Trust means everything within the practice of law. Leads want and need to feel assured that the law firm they choose will diligently work to advance their interests in a skilful and honest way. One of the best ways to build that trust is through referrals. Whether they come from law firm clients or contacts within the community, referrals can go a long way in building your firm’s reputation as a trusted provider of legal services.
So how do legal practices go about cultivating these valuable relationships? Sometimes referrals can happen without any extra effort on the part of the firm, but keep reading to find out how a little effort can go a long way.
Start With Clients
Current clients are the best first option for cultivating referrals. They are experiencing the value of your work first hand, which makes them perfectly suited to provide real-world testimonies about their positive experiences. Potential clients appreciate these perspectives and give them considerable weight when deciding which law firm to choose for their legal needs.
But it’s important to note that the process of cultivating referrals involves more than just asking for them. It starts from your firm’s first interaction with a client. It’s about relationship-building and providing client satisfaction. After all, a disgruntled or dissatisfied client is highly unlikely to provide a referral. The cultivation occurs with every communication, every meeting, and every appearance. When you handle each client interaction with skill and integrity, you organically build an environment of trust that leads to valuable referrals.
This same level of service also makes it possible to secure referrals from former clients, particularly those who received favorable outcomes. These clients also have first hand knowledge of your services and may feel confident about referring your firm to potential clients.
There are numerous ways to request referrals from current and former clients, but the most efficient and effective tactics are ingrained within the firm’s marketing process. For instance, a firm can routinely request referrals as a part of the process to close each matter. This may consist of a standardized message that is automatically sent to the client along with their closing documents.
A firm can also cultivate referrals by keeping periodic communication with former clients. This can be in the form of regularly sent newsletters or firm update emails that provide regular reminders of the firm’s value, and a legal marketing software can do a lot to help law firms standardize these processes. With these strategies, your firm can stay top of mind when former clients consider making a legal service referral to family or colleagues.

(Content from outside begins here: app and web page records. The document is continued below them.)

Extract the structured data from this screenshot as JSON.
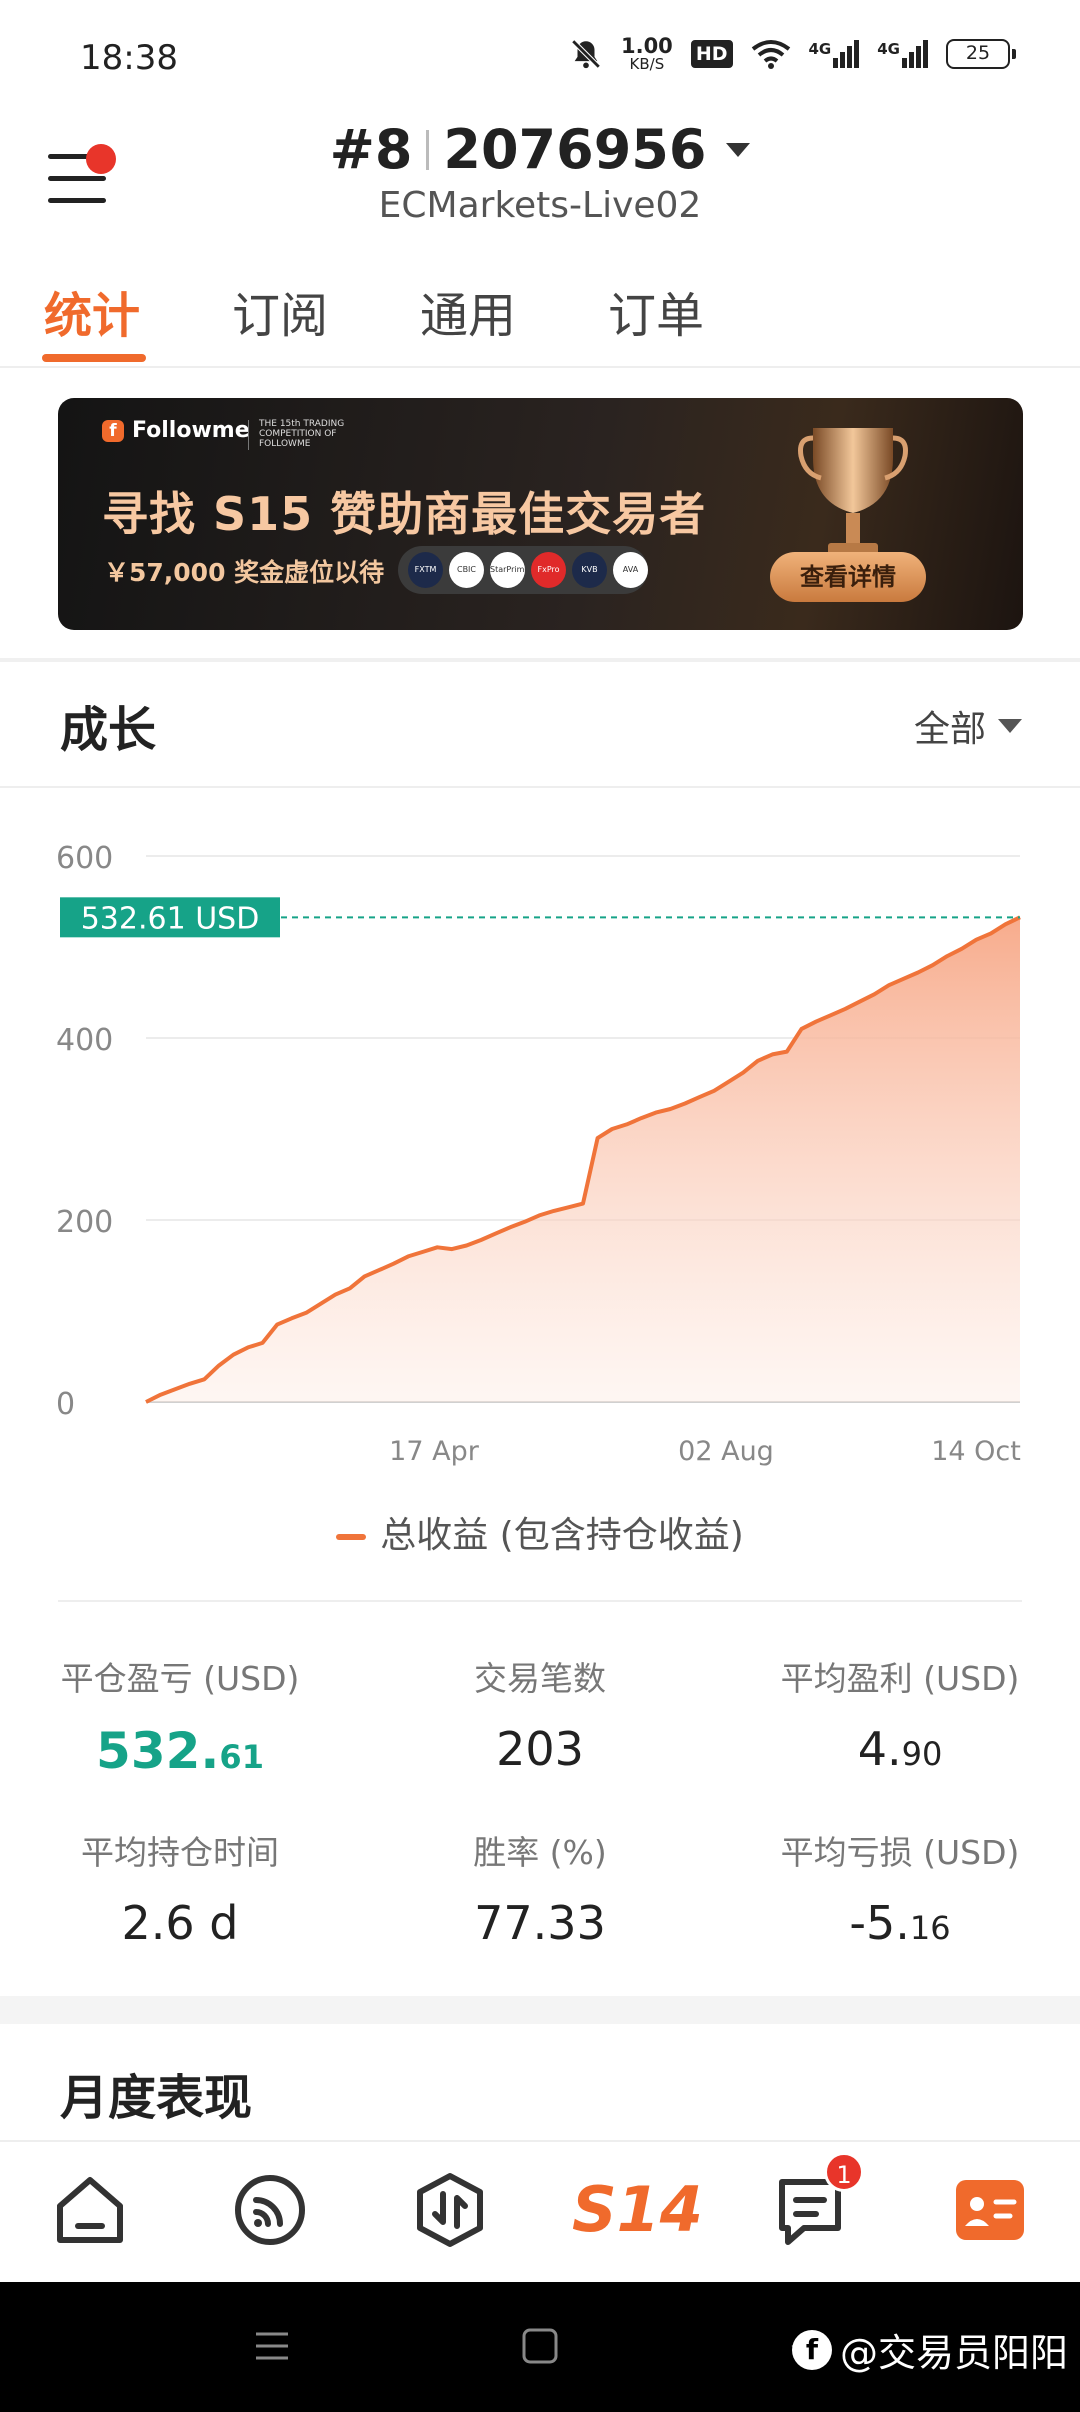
{
  "status_bar": {
    "time": "18:38",
    "net_speed_value": "1.00",
    "net_speed_unit": "KB/S",
    "hd_label": "HD",
    "net1": "4G",
    "net2": "4G",
    "battery": "25",
    "icons": [
      "mute-bell-icon",
      "wifi-icon",
      "signal-icon",
      "battery-icon"
    ]
  },
  "header": {
    "rank": "#8",
    "account": "2076956",
    "server": "ECMarkets-Live02"
  },
  "tabs": [
    {
      "label": "统计",
      "active": true
    },
    {
      "label": "订阅",
      "active": false
    },
    {
      "label": "通用",
      "active": false
    },
    {
      "label": "订单",
      "active": false
    }
  ],
  "banner": {
    "brand": "Followme",
    "competition": "THE 15th TRADING COMPETITION OF FOLLOWME",
    "title": "寻找 S15 赞助商最佳交易者",
    "subtitle": "￥57,000 奖金虚位以待",
    "sponsors": [
      "FXTM",
      "CBIC",
      "StarPrime",
      "FxPro",
      "KVB",
      "AVA TRADE"
    ],
    "button": "查看详情"
  },
  "growth": {
    "title": "成长",
    "filter": "全部",
    "current_label": "532.61 USD",
    "legend": "总收益 (包含持仓收益)"
  },
  "chart_data": {
    "type": "area",
    "x_tick_labels": [
      "17 Apr",
      "02 Aug",
      "14 Oct"
    ],
    "ylim": [
      0,
      600
    ],
    "y_ticks": [
      0,
      200,
      400,
      600
    ],
    "current_value": 532.61,
    "series": [
      {
        "name": "总收益 (包含持仓收益)",
        "color": "#f0743a",
        "values": [
          0,
          8,
          14,
          20,
          25,
          40,
          52,
          60,
          65,
          85,
          92,
          98,
          108,
          118,
          125,
          138,
          145,
          152,
          160,
          165,
          170,
          168,
          172,
          178,
          185,
          192,
          198,
          205,
          210,
          214,
          218,
          290,
          300,
          305,
          312,
          318,
          322,
          328,
          335,
          342,
          352,
          362,
          375,
          382,
          385,
          410,
          418,
          425,
          432,
          440,
          448,
          458,
          465,
          472,
          480,
          490,
          498,
          508,
          515,
          525,
          532.61
        ]
      }
    ]
  },
  "stats": [
    {
      "label": "平仓盈亏 (USD)",
      "main": "532.",
      "small": "61",
      "highlight": true
    },
    {
      "label": "交易笔数",
      "main": "203",
      "small": "",
      "highlight": false
    },
    {
      "label": "平均盈利 (USD)",
      "main": "4.",
      "small": "90",
      "highlight": false
    },
    {
      "label": "平均持仓时间",
      "main": "2.6 d",
      "small": "",
      "highlight": false
    },
    {
      "label": "胜率 (%)",
      "main": "77.33",
      "small": "",
      "highlight": false
    },
    {
      "label": "平均亏损 (USD)",
      "main": "-5.",
      "small": "16",
      "highlight": false
    }
  ],
  "monthly": {
    "title": "月度表现"
  },
  "bottom_nav": {
    "items": [
      "home-icon",
      "feed-icon",
      "trade-icon",
      "s14-icon",
      "messages-icon",
      "profile-icon"
    ],
    "s14_label": "S14",
    "messages_badge": "1"
  },
  "watermark": "@交易员阳阳"
}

Look to Your Community
Your professional, and even personal community can also be a viable source for encouraging referrals. Attorneys generally maintain numerous relationships with community members and organizations, which are also excellent sources for referrals. Consider these individuals:
- Accountants, Financial Advisors, Bankers
- Law School Classmates
- Religious Associates
- Community Organization Leaders and Members
- Fellow Attorneys in Differing Practice Areas
- Sorority and Fraternity Members
Any of these connections can become valuable referrals with a little effort. For instance, financial professionals typically work with business owners and leaders on a regular basis. If your firm provides legal services geared towards the business community, your accountant and banker should know that information and that you are open to accepting new clients.
Fellow attorneys are also a great way to cultivate referrals. If you are a domestic relations attorney, ask professional connections within different practice areas to send you any family law cases that may come their way. These types of arrangements can be beneficial for all involved.
Use Standard Marketing Procedures
You may not think standard law firm marketing practices as referral tactics, but many referrals may come from individuals with whom your firm has no current or former relationship. These are people who become familiar with your firm through your standard marketing practices, such as a social media post, a blog post, or a public appearance.
If a viewer of your marketing material is impressed with your marketing materials, they may feel led to refer your law firm to someone else if they are not in need of legal services for themselves. Marketing materials can be extremely useful in the cultivation of referrals, so always be sure to offer valuable content.
Don’t Underestimate the Value of Cultivating Referrals
Most law firms put significant effort into attracting leads through advertising and other marketing efforts, but many forget the value of cultivating referrals. Not only is it simpler to reach clients and connections for referrals, but it is also much less expensive than traditional advertising methods. With a little effort at cultivating these relationships, law firms can potentially experience revenue-generating increases in their referrals.